> _Aim of the exercise_
In the entries below, find every line with "source" and copy it.

> _Extracted entries_

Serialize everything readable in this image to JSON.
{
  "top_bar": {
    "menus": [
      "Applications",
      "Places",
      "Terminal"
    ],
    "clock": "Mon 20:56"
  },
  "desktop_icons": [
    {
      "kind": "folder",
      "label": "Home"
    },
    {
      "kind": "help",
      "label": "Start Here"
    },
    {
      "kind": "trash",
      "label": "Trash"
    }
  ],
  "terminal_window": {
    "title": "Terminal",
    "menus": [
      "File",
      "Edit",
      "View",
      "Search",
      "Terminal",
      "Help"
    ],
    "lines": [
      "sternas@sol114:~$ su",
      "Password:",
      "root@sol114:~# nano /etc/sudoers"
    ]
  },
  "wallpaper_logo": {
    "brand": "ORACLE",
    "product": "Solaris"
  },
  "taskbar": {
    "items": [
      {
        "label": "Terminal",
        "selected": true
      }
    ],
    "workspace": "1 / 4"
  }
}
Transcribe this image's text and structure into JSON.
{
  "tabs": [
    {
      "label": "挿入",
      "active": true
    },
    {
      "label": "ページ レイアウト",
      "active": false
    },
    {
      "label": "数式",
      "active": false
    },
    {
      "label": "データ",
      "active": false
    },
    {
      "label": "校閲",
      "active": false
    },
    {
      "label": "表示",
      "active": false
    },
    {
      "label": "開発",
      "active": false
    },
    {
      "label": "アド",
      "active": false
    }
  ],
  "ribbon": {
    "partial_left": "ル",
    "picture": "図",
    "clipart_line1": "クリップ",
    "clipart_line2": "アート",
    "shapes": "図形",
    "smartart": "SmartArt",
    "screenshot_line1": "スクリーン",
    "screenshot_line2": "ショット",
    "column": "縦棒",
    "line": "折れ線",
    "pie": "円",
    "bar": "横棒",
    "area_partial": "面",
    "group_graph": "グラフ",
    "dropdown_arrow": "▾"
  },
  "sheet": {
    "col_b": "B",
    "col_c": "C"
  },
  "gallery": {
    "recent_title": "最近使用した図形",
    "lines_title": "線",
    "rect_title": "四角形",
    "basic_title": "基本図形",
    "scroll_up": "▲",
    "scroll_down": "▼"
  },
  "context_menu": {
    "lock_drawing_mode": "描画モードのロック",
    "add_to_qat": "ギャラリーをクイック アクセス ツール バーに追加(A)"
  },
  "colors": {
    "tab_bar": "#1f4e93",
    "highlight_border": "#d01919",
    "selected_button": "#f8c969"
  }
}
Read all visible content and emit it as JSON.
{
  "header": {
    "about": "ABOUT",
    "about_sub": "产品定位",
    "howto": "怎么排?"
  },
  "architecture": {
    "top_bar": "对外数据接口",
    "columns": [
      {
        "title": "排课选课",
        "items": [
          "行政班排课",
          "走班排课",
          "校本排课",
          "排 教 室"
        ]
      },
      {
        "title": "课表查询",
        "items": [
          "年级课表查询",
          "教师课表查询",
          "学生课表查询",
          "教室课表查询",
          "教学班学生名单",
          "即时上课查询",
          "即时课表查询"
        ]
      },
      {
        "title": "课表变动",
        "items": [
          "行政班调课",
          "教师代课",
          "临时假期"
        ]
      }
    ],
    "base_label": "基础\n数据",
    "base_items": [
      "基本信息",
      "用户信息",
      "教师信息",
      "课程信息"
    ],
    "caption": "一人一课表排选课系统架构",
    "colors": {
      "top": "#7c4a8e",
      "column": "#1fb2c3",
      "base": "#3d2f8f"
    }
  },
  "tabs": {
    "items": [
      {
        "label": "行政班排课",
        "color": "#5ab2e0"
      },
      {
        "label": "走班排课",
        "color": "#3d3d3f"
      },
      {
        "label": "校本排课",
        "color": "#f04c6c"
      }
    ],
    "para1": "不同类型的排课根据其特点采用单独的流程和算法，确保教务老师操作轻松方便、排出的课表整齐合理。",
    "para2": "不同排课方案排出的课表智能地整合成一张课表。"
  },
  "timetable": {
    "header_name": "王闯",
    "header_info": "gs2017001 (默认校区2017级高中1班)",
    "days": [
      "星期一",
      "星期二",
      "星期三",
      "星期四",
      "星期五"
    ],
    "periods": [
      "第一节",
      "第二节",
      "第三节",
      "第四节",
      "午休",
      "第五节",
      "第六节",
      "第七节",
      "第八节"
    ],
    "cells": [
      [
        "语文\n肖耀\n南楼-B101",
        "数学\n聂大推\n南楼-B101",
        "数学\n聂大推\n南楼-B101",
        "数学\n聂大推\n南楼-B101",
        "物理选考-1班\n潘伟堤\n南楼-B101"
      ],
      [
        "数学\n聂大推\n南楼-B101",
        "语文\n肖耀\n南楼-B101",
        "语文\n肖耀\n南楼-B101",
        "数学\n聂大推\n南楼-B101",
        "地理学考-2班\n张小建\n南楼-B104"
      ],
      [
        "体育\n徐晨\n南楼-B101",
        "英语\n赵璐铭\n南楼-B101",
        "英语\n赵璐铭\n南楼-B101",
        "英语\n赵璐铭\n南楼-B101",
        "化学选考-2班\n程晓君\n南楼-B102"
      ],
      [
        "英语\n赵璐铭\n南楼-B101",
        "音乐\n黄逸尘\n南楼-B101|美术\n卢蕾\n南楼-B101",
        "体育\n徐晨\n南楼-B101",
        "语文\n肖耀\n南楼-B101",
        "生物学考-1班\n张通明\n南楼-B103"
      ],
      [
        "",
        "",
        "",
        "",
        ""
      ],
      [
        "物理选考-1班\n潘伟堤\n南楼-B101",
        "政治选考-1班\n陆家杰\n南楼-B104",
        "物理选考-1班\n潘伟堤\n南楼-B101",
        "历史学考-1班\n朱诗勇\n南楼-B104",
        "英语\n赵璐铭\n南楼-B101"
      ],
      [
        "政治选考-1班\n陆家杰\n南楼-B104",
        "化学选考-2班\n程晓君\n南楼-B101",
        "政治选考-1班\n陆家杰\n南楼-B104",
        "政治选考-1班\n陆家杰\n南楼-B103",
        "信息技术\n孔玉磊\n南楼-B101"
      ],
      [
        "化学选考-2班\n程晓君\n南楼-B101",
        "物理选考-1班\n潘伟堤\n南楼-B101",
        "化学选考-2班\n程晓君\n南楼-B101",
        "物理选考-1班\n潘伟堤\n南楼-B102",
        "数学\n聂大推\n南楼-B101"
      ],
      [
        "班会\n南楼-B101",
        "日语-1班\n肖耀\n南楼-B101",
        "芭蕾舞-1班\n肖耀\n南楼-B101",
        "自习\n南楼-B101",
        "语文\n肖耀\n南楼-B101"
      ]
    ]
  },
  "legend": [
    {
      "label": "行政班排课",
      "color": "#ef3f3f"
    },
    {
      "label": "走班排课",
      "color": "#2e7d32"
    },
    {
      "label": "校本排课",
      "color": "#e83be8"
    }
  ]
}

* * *

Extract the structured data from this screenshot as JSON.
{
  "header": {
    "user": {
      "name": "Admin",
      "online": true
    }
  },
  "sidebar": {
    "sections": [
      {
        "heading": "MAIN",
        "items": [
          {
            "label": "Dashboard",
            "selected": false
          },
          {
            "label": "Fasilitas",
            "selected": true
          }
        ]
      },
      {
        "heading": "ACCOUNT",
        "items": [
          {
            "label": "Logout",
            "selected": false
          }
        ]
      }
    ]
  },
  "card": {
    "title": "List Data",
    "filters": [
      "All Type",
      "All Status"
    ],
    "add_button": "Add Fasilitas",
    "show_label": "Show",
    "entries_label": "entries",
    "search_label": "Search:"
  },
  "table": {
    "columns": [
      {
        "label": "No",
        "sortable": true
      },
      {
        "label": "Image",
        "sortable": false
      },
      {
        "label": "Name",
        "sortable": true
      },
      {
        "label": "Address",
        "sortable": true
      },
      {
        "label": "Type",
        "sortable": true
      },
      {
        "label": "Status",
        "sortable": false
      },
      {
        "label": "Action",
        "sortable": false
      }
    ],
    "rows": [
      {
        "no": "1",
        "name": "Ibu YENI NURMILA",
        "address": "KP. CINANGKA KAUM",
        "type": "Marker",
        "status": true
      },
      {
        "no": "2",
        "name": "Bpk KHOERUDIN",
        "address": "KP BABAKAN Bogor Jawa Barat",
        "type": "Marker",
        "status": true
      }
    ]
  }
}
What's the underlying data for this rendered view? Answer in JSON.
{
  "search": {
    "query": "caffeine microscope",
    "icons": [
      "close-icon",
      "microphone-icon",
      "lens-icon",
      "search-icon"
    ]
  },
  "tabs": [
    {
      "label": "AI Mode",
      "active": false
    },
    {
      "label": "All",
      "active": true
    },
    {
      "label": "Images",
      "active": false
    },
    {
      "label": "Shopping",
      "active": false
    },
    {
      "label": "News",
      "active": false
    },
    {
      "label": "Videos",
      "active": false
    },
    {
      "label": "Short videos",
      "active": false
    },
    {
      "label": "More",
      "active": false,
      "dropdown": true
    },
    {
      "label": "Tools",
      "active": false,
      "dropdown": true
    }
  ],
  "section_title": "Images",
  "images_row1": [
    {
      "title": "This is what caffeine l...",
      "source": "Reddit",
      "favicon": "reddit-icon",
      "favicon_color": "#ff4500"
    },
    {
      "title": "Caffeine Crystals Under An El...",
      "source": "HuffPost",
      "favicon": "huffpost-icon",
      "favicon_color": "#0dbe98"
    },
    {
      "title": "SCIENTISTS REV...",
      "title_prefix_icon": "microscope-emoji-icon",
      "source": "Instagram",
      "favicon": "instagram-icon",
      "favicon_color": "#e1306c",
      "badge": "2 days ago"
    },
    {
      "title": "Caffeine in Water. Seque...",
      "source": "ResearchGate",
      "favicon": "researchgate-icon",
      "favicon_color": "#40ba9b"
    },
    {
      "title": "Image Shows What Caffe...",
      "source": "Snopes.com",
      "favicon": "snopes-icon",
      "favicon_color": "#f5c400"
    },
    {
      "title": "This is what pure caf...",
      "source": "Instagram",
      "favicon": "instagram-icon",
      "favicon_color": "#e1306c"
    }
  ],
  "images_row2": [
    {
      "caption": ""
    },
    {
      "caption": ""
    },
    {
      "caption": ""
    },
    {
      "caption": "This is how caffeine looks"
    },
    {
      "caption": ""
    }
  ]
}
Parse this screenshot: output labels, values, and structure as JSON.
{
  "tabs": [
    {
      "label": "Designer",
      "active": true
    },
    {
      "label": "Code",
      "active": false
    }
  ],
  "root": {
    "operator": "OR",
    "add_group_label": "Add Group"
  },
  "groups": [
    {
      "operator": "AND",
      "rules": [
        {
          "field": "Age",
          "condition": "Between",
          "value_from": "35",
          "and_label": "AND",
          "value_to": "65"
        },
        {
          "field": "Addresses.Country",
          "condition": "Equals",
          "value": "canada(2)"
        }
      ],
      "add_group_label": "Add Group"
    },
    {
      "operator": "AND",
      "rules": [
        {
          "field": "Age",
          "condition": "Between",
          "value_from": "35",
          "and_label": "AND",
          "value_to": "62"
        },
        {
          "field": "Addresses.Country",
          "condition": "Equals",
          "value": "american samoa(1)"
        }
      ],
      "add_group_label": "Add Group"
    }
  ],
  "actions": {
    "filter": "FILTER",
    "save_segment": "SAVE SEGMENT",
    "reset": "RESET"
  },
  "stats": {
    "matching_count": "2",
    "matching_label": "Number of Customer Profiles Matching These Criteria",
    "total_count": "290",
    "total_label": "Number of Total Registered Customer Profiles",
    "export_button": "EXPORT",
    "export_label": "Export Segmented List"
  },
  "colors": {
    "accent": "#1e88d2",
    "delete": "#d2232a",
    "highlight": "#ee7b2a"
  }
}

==

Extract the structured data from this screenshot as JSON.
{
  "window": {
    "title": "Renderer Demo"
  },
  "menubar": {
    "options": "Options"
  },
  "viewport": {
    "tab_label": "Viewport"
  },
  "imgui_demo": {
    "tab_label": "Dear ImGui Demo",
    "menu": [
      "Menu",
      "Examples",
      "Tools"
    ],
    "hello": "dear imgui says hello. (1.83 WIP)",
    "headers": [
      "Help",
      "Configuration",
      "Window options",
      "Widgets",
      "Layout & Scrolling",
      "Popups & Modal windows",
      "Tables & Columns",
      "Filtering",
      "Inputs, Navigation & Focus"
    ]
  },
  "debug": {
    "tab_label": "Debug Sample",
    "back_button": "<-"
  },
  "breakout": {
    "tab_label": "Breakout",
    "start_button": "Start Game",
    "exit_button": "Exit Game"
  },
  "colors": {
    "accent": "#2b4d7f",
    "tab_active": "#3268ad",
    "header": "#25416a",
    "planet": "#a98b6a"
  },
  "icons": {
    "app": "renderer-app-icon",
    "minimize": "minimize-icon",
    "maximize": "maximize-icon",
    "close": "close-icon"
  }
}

> _Result_
      "source": "Reddit",
      "source": "HuffPost",
      "source": "Instagram",
      "source": "ResearchGate",
      "source": "Snopes.com",
      "source": "Instagram",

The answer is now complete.